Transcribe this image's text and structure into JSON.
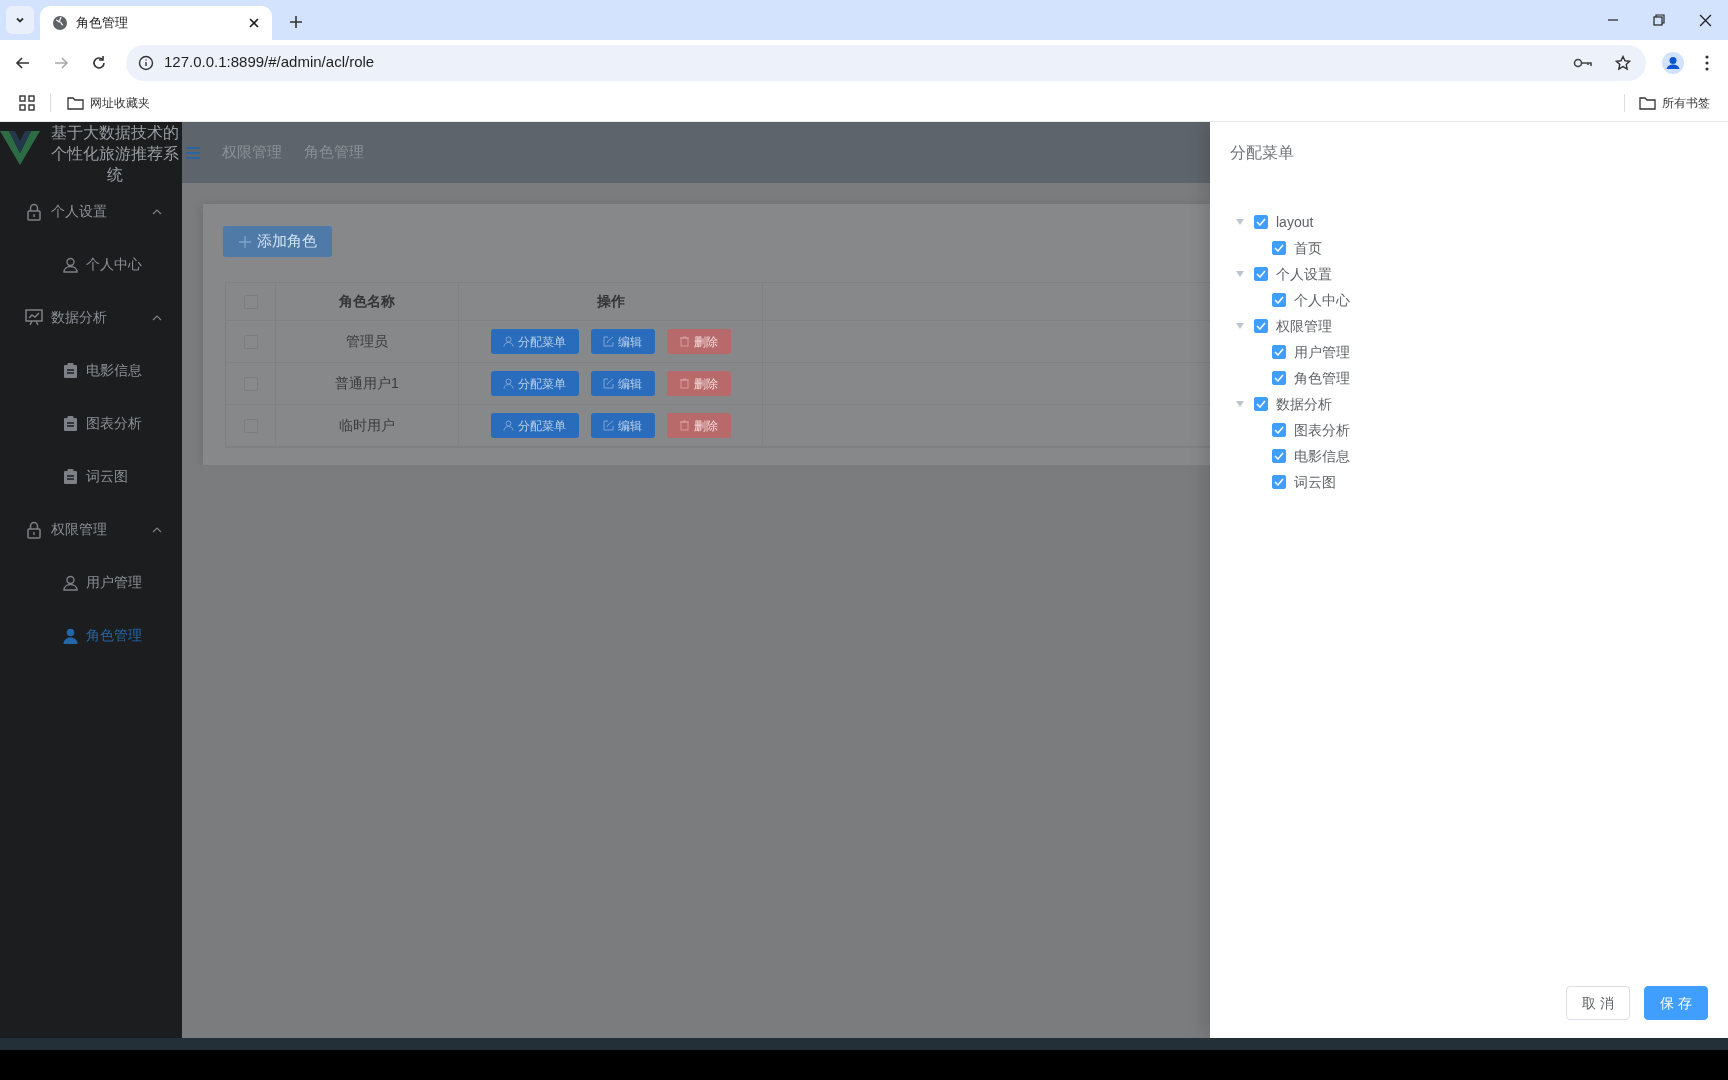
{
  "browser": {
    "tabs": [
      {
        "title": "角色管理",
        "selected": true
      }
    ],
    "url": "127.0.0.1:8899/#/admin/acl/role",
    "bookmarks": [
      {
        "label": "网址收藏夹"
      }
    ],
    "all_bookmarks": "所有书签"
  },
  "app": {
    "title": "基于大数据技术的个性化旅游推荐系统",
    "sidebar": [
      {
        "label": "个人设置",
        "expanded": true,
        "children": [
          {
            "label": "个人中心",
            "selected": false
          }
        ]
      },
      {
        "label": "数据分析",
        "expanded": true,
        "children": [
          {
            "label": "电影信息",
            "selected": false
          },
          {
            "label": "图表分析",
            "selected": false
          },
          {
            "label": "词云图",
            "selected": false
          }
        ]
      },
      {
        "label": "权限管理",
        "expanded": true,
        "children": [
          {
            "label": "用户管理",
            "selected": false
          },
          {
            "label": "角色管理",
            "selected": true
          }
        ]
      }
    ],
    "breadcrumb": [
      "权限管理",
      "角色管理"
    ],
    "add_button": "添加角色",
    "table": {
      "select_all_checked": false,
      "columns": [
        "角色名称",
        "操作"
      ],
      "rows": [
        {
          "name": "管理员",
          "checked": false,
          "actions": [
            "分配菜单",
            "编辑",
            "删除"
          ]
        },
        {
          "name": "普通用户1",
          "checked": false,
          "actions": [
            "分配菜单",
            "编辑",
            "删除"
          ]
        },
        {
          "name": "临时用户",
          "checked": false,
          "actions": [
            "分配菜单",
            "编辑",
            "删除"
          ]
        }
      ]
    }
  },
  "drawer": {
    "title": "分配菜单",
    "tree": [
      {
        "label": "layout",
        "checked": true,
        "expanded": true,
        "children": [
          {
            "label": "首页",
            "checked": true
          }
        ]
      },
      {
        "label": "个人设置",
        "checked": true,
        "expanded": true,
        "children": [
          {
            "label": "个人中心",
            "checked": true
          }
        ]
      },
      {
        "label": "权限管理",
        "checked": true,
        "expanded": true,
        "children": [
          {
            "label": "用户管理",
            "checked": true
          },
          {
            "label": "角色管理",
            "checked": true
          }
        ]
      },
      {
        "label": "数据分析",
        "checked": true,
        "expanded": true,
        "children": [
          {
            "label": "图表分析",
            "checked": true
          },
          {
            "label": "电影信息",
            "checked": true
          },
          {
            "label": "词云图",
            "checked": true
          }
        ]
      }
    ],
    "buttons": [
      {
        "label": "取 消",
        "kind": "secondary"
      },
      {
        "label": "保 存",
        "kind": "primary"
      }
    ]
  }
}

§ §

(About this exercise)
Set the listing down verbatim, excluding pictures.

(Result for this exercise)
Transcribe this image's text and structure into JSON.
{
  "browser": {
    "tabs": [
      {
        "title": "角色管理",
        "selected": true
      }
    ],
    "url": "127.0.0.1:8899/#/admin/acl/role",
    "bookmarks": [
      {
        "label": "网址收藏夹"
      }
    ],
    "all_bookmarks": "所有书签"
  },
  "app": {
    "title": "基于大数据技术的个性化旅游推荐系统",
    "sidebar": [
      {
        "label": "个人设置",
        "expanded": true,
        "children": [
          {
            "label": "个人中心",
            "selected": false
          }
        ]
      },
      {
        "label": "数据分析",
        "expanded": true,
        "children": [
          {
            "label": "电影信息",
            "selected": false
          },
          {
            "label": "图表分析",
            "selected": false
          },
          {
            "label": "词云图",
            "selected": false
          }
        ]
      },
      {
        "label": "权限管理",
        "expanded": true,
        "children": [
          {
            "label": "用户管理",
            "selected": false
          },
          {
            "label": "角色管理",
            "selected": true
          }
        ]
      }
    ],
    "breadcrumb": [
      "权限管理",
      "角色管理"
    ],
    "add_button": "添加角色",
    "table": {
      "select_all_checked": false,
      "columns": [
        "角色名称",
        "操作"
      ],
      "rows": [
        {
          "name": "管理员",
          "checked": false,
          "actions": [
            "分配菜单",
            "编辑",
            "删除"
          ]
        },
        {
          "name": "普通用户1",
          "checked": false,
          "actions": [
            "分配菜单",
            "编辑",
            "删除"
          ]
        },
        {
          "name": "临时用户",
          "checked": false,
          "actions": [
            "分配菜单",
            "编辑",
            "删除"
          ]
        }
      ]
    }
  },
  "drawer": {
    "title": "分配菜单",
    "tree": [
      {
        "label": "layout",
        "checked": true,
        "expanded": true,
        "children": [
          {
            "label": "首页",
            "checked": true
          }
        ]
      },
      {
        "label": "个人设置",
        "checked": true,
        "expanded": true,
        "children": [
          {
            "label": "个人中心",
            "checked": true
          }
        ]
      },
      {
        "label": "权限管理",
        "checked": true,
        "expanded": true,
        "children": [
          {
            "label": "用户管理",
            "checked": true
          },
          {
            "label": "角色管理",
            "checked": true
          }
        ]
      },
      {
        "label": "数据分析",
        "checked": true,
        "expanded": true,
        "children": [
          {
            "label": "图表分析",
            "checked": true
          },
          {
            "label": "电影信息",
            "checked": true
          },
          {
            "label": "词云图",
            "checked": true
          }
        ]
      }
    ],
    "buttons": [
      {
        "label": "取 消",
        "kind": "secondary"
      },
      {
        "label": "保 存",
        "kind": "primary"
      }
    ]
  }
}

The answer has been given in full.